NEW YORK (Reuters) - Jean-Julien Rojer of the Netherlands and Romanian Horia Tecau eased past Feliciano and Marc Lopez 6-4 6-3 to claim their first U.S. Open doubles grand slam with Rojer making a small political statement following the win on Friday.
The 12th seeded Rojer and Tecau, who rallied from a set down to upset top seeded Henri Kontinen and John Peers in the semi-finals, needed just 86 minutes on a sunny Arthur Ashe Stadium court to add the U.S. Open championship to the Wimbledon title they won in 2015.
The final was the first in the Open era (since 1968) to feature two teams seeded outside the top 10.

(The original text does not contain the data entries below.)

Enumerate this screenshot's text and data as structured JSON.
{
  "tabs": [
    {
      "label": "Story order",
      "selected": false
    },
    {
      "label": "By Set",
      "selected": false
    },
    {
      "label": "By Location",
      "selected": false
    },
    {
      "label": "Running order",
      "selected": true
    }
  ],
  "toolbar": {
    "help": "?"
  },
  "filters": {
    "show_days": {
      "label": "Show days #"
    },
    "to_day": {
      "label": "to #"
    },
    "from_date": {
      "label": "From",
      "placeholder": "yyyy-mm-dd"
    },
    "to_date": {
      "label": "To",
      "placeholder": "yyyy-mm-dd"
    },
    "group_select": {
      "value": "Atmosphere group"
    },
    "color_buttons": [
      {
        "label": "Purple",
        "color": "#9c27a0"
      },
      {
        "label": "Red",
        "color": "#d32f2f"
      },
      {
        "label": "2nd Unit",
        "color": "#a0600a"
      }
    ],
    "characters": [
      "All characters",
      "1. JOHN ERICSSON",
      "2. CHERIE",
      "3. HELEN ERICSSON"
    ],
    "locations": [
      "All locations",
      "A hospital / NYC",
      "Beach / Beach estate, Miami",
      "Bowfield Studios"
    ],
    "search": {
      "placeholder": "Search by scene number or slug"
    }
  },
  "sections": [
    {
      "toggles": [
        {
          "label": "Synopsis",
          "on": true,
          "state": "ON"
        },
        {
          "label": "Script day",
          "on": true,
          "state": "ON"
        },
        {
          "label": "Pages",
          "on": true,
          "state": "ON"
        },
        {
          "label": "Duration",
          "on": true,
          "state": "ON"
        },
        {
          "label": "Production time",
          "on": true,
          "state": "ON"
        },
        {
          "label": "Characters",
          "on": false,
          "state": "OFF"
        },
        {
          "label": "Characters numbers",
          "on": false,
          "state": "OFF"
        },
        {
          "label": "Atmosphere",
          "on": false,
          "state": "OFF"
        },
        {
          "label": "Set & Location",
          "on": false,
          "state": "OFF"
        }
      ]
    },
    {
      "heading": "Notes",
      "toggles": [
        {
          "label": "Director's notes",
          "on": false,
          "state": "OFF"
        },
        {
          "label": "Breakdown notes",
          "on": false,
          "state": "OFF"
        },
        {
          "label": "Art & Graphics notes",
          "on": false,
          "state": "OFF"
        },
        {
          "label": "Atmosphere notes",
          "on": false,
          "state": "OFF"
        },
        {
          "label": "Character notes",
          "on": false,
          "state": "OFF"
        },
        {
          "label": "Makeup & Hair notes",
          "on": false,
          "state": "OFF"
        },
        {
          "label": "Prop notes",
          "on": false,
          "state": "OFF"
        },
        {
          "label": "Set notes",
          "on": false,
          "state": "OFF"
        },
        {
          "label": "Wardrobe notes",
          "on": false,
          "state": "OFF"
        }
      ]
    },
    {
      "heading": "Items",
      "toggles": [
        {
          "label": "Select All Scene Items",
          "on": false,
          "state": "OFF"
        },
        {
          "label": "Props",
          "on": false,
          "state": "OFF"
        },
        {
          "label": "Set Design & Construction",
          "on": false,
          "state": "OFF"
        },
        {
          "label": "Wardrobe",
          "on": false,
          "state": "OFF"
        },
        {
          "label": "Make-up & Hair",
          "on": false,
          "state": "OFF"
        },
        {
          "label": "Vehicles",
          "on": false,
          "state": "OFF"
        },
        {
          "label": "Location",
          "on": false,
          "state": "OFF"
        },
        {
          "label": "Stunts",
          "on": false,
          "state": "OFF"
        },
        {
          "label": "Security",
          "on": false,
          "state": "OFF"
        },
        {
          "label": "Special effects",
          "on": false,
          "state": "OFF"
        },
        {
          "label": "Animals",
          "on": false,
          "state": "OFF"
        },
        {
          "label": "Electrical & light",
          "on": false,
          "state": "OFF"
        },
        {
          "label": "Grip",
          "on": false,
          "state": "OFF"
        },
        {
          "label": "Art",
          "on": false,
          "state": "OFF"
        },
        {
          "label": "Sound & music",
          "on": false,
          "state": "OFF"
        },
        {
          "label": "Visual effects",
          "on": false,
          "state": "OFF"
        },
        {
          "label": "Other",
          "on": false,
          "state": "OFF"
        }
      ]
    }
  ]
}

During the trophy presentation, Rojer, who was born and lives in Curacao, was asked about the outfit he was wearing, which featured a florescent yellow shirt with a picture of the Statue of Liberty across the front.
The Dutchman explained it was inspired by a rally by white nationalists in Virginia last month that left one woman dead.
“The idea came after the tragic incident in Charlottesville and we came up with this line promoting peace and freedom and liberty,” said Rojer as a small crowd cheered. “I have been wearing it all around and I have another one that has a bunch of people locked in arms civil rights march and hopefully we are moving in that direction.
“I have been here since I was 12 years old, it’s a great country I am happy they let me in and that I got to do my job here.
“Hopefully we will create those opportunities for everybody.”
Meanwhile it was more disappointment for Spain.
Spanish teams have been in the Flushing Meadows final three of last four years but again fell short of ending a drought that has stretched back to a victory by Sergio Casal and Emilio Sanchez in 1988.
“We didn’t have many chances on their serve and they took all of them,” lamented Feliciano Lopez, who was beaten in the third round of the singles by Roger Federer.
“This is something to be proud of and I think we have many years to still play together.”
Editing by Gene Cherry